London Mayday 2011 – A celebration of our strength // Anarchist Public Assembly
Speakers * Music * Infostalls * Fun

Facebook event:


Meanwhile, a longer and more southern view from Neil Transpontine – yaay:

Hot off the press, this new pamphlet published by Past Tense covers the history of May Day festivities in South London from ancient times through to the present day. It covers both the traditional seasonal customs and the more recent May Day socialist and anarchist demonstrations, and indeed shows how these ‘green’ and ‘red’ elements of May Day have become interwined over the last 100 years.

This pamphlet includes the stories of Walworth and Bromley May Queens, May Games in Greenwich Park and Shooters Hill, the Deptford Jack in the Green, demonstrations in Bermondsey and Woolwich, Horse Parades on the Old Kent Road, Maypoles in Kennington and St Mary Cray, festivals on Clapham Common and at Crystal Palace. The cast includes Henry VIII, Robin Hood, John Ruskin, milkmaids, chimney sweeps, Bermondsey Settlement, Woolwich Children’s Co-operative Guild, North Camberwell Radical Club, the New Cross National Union of Railwaymen and the Dulwich College National Union of School Students.

May Day in South London: a History by Neil Transpontine (Past Tense Publications, 2011), 50 pages, A5, £3.00. Available to order online (£3.50 including P&P) – see box in right hand bar.Also available from:

– Bookseller Crow

, 50 Westow Street, Crystal Palace SE19

– The Review Bookshop
, 131 Bellenden Road, Peckham SE15 

downloadable texts

Culture Move‘ on ADF: in Ghadar May 2000

early version of the Pantomime Terror article

an article on Asian Communists in the UK from Social Identities ;

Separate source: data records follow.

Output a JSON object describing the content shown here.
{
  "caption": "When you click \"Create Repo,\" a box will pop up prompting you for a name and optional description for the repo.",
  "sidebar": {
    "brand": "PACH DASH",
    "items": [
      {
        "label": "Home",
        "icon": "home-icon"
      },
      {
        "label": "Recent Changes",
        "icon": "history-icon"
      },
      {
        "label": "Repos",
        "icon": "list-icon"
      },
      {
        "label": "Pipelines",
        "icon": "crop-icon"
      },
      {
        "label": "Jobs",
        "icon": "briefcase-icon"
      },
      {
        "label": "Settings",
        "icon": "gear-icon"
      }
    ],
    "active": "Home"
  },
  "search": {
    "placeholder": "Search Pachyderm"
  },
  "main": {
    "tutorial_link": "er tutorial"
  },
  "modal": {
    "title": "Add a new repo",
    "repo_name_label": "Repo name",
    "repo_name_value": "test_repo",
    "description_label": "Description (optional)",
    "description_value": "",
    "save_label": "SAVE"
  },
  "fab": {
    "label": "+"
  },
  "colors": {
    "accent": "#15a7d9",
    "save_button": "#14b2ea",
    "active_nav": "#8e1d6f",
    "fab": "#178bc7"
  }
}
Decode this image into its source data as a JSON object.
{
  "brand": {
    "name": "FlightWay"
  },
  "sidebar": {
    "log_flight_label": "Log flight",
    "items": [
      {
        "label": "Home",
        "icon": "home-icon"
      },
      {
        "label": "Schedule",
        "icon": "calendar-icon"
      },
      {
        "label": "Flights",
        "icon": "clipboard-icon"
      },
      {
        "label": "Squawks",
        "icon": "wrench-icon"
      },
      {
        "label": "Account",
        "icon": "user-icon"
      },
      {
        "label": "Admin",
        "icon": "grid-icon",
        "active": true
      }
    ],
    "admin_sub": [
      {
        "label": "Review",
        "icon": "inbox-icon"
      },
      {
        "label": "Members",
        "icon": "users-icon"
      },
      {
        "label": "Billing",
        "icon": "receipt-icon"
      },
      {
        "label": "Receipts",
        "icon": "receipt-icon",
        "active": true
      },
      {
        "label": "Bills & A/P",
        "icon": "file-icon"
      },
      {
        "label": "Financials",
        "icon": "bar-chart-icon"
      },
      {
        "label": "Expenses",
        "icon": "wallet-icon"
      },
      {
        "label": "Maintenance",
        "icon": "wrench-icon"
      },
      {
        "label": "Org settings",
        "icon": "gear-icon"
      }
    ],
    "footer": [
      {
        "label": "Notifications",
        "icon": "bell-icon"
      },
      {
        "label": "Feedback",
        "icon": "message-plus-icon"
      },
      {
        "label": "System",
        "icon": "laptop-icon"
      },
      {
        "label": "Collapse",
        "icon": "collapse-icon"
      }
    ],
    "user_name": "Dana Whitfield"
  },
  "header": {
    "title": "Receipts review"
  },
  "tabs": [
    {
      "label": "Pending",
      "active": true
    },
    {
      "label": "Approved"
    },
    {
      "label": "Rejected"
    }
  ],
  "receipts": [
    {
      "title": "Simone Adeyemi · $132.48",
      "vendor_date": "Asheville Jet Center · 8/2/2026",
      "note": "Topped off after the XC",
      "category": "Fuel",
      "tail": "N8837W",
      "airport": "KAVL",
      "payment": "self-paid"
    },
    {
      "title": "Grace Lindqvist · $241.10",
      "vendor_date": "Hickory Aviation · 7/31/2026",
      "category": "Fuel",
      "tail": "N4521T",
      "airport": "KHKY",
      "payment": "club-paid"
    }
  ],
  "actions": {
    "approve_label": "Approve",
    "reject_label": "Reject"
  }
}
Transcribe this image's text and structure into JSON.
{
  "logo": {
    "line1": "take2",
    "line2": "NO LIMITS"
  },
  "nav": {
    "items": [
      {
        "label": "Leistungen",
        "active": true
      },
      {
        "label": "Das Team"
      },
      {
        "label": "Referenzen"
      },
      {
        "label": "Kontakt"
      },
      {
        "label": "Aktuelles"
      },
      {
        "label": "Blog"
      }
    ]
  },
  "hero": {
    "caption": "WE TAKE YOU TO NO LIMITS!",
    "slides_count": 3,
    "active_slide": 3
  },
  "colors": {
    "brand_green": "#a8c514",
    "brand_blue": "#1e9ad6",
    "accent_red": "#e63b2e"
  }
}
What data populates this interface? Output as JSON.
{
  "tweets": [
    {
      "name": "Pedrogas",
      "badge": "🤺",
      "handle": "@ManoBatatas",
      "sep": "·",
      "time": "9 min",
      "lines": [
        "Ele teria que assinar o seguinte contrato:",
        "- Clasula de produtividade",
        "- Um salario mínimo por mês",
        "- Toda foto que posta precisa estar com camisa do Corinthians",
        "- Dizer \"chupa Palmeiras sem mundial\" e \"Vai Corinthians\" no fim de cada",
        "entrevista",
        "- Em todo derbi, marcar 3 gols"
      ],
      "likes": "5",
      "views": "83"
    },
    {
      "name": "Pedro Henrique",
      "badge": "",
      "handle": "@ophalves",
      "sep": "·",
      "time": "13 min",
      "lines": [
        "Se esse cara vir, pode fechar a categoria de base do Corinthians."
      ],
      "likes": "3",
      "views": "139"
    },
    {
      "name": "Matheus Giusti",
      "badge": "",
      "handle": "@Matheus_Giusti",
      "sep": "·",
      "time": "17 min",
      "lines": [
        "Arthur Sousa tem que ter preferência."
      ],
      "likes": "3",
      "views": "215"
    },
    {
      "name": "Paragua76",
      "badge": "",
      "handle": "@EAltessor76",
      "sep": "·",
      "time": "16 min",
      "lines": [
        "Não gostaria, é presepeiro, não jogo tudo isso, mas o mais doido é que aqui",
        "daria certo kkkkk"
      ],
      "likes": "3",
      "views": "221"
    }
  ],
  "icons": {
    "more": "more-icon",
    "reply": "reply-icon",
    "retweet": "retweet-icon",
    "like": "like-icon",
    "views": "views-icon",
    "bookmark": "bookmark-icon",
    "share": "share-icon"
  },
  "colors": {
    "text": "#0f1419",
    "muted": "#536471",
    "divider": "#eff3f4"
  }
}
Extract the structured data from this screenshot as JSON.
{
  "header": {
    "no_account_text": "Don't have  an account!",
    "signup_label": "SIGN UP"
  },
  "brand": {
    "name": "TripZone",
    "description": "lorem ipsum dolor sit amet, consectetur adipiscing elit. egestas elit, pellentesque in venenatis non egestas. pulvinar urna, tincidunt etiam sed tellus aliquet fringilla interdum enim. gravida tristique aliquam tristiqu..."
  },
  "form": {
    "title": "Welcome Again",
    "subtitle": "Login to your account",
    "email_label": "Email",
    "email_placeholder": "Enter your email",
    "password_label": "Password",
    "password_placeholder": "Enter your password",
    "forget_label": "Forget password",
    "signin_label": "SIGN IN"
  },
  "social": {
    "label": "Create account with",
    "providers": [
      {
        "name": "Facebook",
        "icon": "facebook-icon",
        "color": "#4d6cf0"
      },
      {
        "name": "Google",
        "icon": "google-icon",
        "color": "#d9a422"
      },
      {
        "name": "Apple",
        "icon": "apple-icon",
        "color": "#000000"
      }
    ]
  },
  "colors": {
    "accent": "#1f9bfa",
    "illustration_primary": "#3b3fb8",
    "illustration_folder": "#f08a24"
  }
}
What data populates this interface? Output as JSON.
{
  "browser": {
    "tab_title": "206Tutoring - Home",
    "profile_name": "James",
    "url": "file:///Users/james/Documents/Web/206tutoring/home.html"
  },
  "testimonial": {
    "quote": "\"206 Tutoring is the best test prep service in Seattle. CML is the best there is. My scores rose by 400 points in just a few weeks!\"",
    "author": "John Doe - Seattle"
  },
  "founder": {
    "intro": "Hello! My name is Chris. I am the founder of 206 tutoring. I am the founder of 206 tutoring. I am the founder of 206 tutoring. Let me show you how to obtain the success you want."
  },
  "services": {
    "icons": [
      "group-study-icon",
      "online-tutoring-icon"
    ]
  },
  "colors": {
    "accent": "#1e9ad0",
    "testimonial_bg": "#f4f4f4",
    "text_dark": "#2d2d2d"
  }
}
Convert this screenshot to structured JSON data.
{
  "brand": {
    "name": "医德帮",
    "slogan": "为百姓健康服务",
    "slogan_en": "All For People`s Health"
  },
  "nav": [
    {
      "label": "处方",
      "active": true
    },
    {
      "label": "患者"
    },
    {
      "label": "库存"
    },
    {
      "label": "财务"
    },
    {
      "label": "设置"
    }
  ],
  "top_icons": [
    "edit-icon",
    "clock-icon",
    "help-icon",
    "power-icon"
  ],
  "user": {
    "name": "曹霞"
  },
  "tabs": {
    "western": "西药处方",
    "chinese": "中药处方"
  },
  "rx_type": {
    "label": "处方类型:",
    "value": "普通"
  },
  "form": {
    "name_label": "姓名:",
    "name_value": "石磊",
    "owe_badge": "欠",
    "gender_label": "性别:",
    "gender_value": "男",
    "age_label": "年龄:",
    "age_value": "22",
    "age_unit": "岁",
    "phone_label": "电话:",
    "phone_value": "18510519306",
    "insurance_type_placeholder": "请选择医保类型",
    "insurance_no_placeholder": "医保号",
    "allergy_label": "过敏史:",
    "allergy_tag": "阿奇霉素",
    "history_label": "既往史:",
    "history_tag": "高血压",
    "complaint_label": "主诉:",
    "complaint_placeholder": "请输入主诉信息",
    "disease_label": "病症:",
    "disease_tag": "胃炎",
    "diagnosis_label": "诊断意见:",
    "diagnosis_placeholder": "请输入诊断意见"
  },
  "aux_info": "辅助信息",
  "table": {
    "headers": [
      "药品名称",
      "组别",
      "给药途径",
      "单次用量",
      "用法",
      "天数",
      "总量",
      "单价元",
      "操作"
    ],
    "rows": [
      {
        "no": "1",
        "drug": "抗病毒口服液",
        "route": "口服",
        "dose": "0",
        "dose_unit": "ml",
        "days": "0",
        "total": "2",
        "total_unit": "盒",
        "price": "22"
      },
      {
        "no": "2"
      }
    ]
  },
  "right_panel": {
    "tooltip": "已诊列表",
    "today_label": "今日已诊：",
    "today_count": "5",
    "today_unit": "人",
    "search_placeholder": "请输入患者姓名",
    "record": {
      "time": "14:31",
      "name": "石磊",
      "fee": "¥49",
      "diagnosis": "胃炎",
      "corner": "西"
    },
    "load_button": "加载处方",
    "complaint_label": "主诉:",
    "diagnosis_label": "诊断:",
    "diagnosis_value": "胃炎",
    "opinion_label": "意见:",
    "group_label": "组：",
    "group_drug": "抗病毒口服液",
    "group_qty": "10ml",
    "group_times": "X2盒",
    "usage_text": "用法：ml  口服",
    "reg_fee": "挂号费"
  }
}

a piece on Fun*Da*Mental from South Asian Popular Culture;

Adorno at Womad from Postcolonial Studies.

The Chapatti Story from Contemporary South Asia;

Michael Palin’s Himalaya in in Journal of the Moving Image

The Politics of Cats from Stimulus Respond;

Culture from Theory Culture Society New Encyclopedia Project

Bataille’s Wars from Critique of Anthropology;

Jungle Studies from Futures;

Photogenic Poverty: Souvenirs and Infancy from the Journal of Visual Culture;

Hybridity from Ethnic and Racial Studies;

also Hybridity as ‘Contact Zones’ in shorter form at Transversal here.

and with Laura King, ‘The Eighteenth Brumaire of Gaius Baltar’ from Breaching the Colonial Contract: Anti-Colonialism in the US and Canada, ’Chapter Twelve – King and Hutnyk‘ [spoilers to end of BSG S03E20)

Tourism: Trinketization and the Manufacture of the Exotic


FULL TEXT OF Dis-Orienting Rhythms: the politics of the new Asian dance music

FULL TEXT OF Bad Marxism: Capitalism and Cultural Studies, from Scribed.

Statistical measures in anticipation of the next issue of The Paper

The following are the top 20 searched for items that led people to my blog this year. There I am between possums and metropolis, or maybe more revealingly, between American Psycho and vampires. I see this as a kind of I ching-like divination of a significance I as yet do not grasp.

Search Views
bees 3,744
laika 2,500
burt lancaster 2,221
possums 2,116
hutnyk 2,107
metropolis 2,041
deborah kerr 1,664
trinketization 1,168
vera lynn 861
american psycho 833
john hutnyk 750
vampire 642
risk game map 530
tube zoo 461
risk game 353
cityscape 325
kufiya 270
imogen bunting 240
bees pictures 214
some like it hot 179
shut down london 172